- What kind of oil does the Textron Stampede take? The Textron Stampede requires 3 quarts of engine oil. It should be Full Synthetic SAE 0W-40 lube that meets at least an API classification of SJ or higher. For differential and final gear oil recommendations, Mobil 424, Mobil Fluid LT, or a suitable equivalent is recommended. Refer to your owner’s manual for fluid capacities of your vehicle.
- What fuel should I use for the Textron Stampede? Recommended fuel is unleaded gasoline with a pump Octane number of 87+, and a research Octane number of 91, 92, or 93. 9 US gal/34 liters should be enough to fill your tank. Stay away from gasohol variants, or go for fuel with less than 10% ethanol and less than 5% methanol.

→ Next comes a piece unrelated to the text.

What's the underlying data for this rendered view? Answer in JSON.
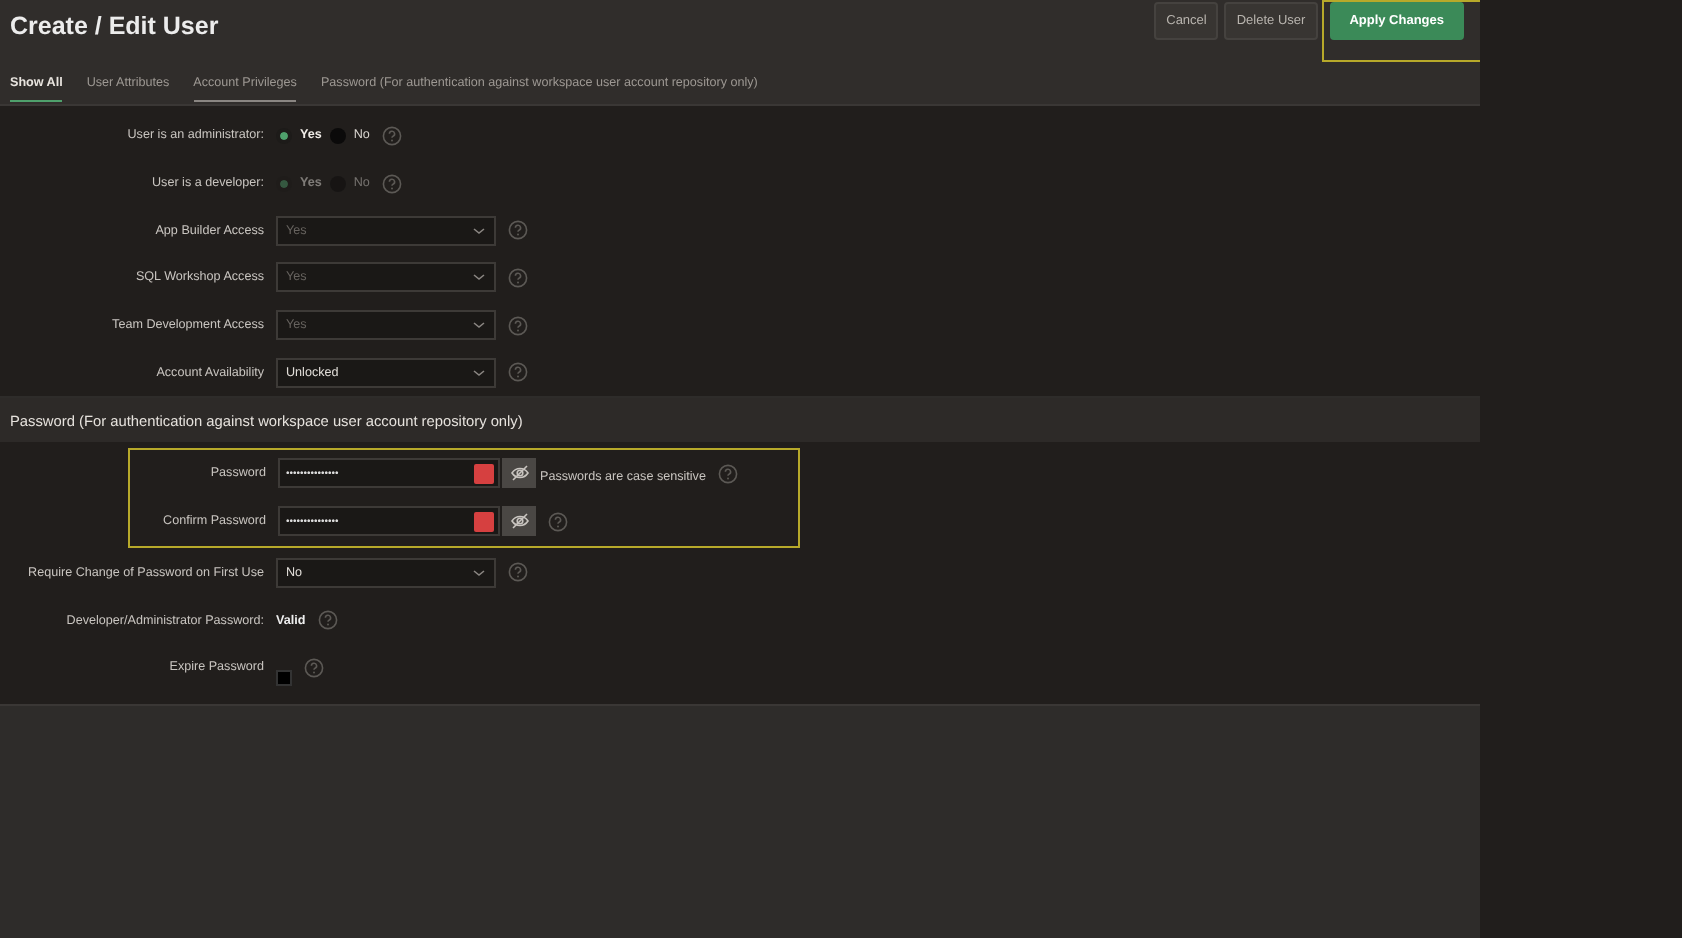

This avoids damage to valves, piston rings, and exhaust systems.
- How much horsepower does a Textron Stampede have? The Stampede models – both two- and four-seater trims – delivers a massive 80 hp (59.66 kW) stock. This is coupled with a maximum torque of 59 ft-lb (79.99 Nm).
- Is Textron selling Arctic Cat? Textron is not selling Arctic Cat. It has revived the name brand as its off-road division label beginning this year. At present, Arctic Cat operates as a subsidiary of Textron Specialized Vehicles.
Textron Inc. is an industrial corporation hailing from Rhode Island, U.S.A., and is the maker of the Textron Stampede UTV line. The company started in 1923 as a synthetic yarn manufacturer and has now grown into one of the Fortune 500 companies – known for its gas-, electric-, and hybrid-powered off-road vehicle lineup, including the Prowler, Stampede, Havoc, and Wildcat lines of SxS and Alterra ATVs. Its portfolio includes Cushman industrial vehicles, Cessna aircraft, Bell helicopters, E-Z-GO, TUG, McDonald Douglas, Bad Boy Buggies, and Greenlee tools.
Conclusion – Textron Stampede Review
The Textron Stampede series is a springboard for better things to come, especially after Textron’s merger with Arctic Cat. Proof of this is its successors – the Textron Wildcat XX that blew minds off with its power delivery and performance, and the Textron Prowler Pro, considered by ranch owners and hardworking folks as one of the ten best SxS UTVs for farm use. While it is true that the Textron Stampede is regarded as young blood in the sport-utility scene, it is proving to be one of the major players in the industry. We can only expect greater, more ingenious Stampede trims in the future from Textron.